Misry’s father, Anurag, was an officer in the Border Security Force ( B.S.F) and work kept him away from family for a long time. After all, keeping vigil against any intrusion on the international land borders of the country was not an easy job. Several times he was stationed at insurgent zones and had to leave his family behind.
When Anurag and Madhavi were getting ready to welcome Misry into this world, Anurag was transferred to an interior location in Assam where the families were not allowed. Since he didn’t want Madhavi to be unattended while he was gone, he had sent her to her parent’s house in Ashoknagar where Misry was born after a month.
Misry grew up surrounded by her cousins, aunts and uncles and not to mention the animals for company. Anurag used to visit them quite often.
When Misry was three years old, Anurag was stationed in the Battalion Head Quarter (HQ) and Madhavi was finally able to move in with her husband. Anurag got the opportunity to spend time with his little daughter whose growing years he had missed terribly all those months. He was very excited about his newfound fatherhood and spent most of his spare time with Misry. He would even take her along to his workplace on several occasions and loved boasting about his new status of life.
The Jawans too loved to have the naughty little girl around. Misry would never stop her crazy questions and they never failed to answer her. In fact, the name, Misry, which meant sugar candy, was suggested by the Jawans themselves. And Anurag and Madhavi had no hesitation in re-naming their little daughter after it.

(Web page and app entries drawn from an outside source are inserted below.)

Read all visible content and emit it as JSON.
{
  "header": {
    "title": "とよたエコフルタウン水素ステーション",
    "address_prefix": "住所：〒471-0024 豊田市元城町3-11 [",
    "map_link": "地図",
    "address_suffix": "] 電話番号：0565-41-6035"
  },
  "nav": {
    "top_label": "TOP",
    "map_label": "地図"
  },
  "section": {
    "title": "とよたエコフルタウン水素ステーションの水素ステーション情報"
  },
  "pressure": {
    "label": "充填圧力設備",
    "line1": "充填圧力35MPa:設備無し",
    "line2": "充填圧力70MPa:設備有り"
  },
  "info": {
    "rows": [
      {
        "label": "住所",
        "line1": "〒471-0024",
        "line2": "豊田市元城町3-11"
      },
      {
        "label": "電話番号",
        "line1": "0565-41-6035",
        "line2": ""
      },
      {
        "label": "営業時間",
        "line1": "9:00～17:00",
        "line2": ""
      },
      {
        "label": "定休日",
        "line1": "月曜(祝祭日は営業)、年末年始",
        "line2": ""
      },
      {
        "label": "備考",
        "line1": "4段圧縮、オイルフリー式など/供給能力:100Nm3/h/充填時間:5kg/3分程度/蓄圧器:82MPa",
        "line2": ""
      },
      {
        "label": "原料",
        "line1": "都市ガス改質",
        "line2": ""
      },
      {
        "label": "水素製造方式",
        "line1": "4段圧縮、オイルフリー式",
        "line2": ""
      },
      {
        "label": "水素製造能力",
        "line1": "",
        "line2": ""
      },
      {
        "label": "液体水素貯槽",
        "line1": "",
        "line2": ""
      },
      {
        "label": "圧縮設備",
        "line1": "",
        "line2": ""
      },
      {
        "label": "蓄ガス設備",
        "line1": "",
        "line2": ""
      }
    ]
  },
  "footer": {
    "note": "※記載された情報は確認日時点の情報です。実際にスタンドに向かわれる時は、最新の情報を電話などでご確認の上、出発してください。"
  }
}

After two years, Anurag was posted in the BOP again. This time he was stationed in a small village near the Indo-Bangladesh border in West Bengal. He was allowed to bring along his family so Madhavi and Misry shifted in with him. However, the situation was very different from staying in the HQ. Anurag’s family was the only one staying in the BOP camp along with the Junior Commissioned Officers (JCOs) and Jawans. Misry had no friends to play with and Madhavi too had nobody to talk to.
Anurag quite often had night duty.. He would go unannounced sometimes and return early in the morning. Madhavi was very skeptical about spending the nights alone in the bungalow with a child. Although there were sentries on duty outside and also Jawans who would fall in whenever she needed help but that never satisfied Madhavi. She needed company inside the house in the absence of Anurag. So she had invited her younger sister Pallavi, who had just finished college, to stay over until her marriage was fixed by her parents. Pallavi readily agreed and was escorted by her nephew Raju.
Raju was Madhavi’s elder sister’s younger son. He was a special child. Although he was ten years old yet he behaved like a six year old. He didn’t have much interest in school and was switched to homeschooling. But that too didn’t benefit him much and hence was taking a short break from studies. So he immediately agreed to come along with Pallavi Mashi to stay over for few months.
Misry loved their company in the house and so did her parents. However, her craving for children of her age, to play with, was not fulfilled with the presence of her aunt and cousin.
After Pallavi’s arrival, Misry got a new set of clothes for her doll from her. She also got other lovely goodies which Pallavi was expert at making out of waste material. She was the one who taught Misry dance steps to popular Bengali folk songs that Misry then loved to flaunt to her father during their evening gatherings.
The family usually sat together around the lanterns and spent time chatting with each other or listen to the plays on the radio. Singing folk songs or movie songs together was also one of the means of recreation. And there was plenty of time to watch the night sky. It was the activity Misry enjoyed the most. She would lie beside her father on a cot in the backyard and spend her time counting the stars or listening to stories from him while her mother cooked the dinner. Sometimes she also wore her half saree and danced to the music on the record player.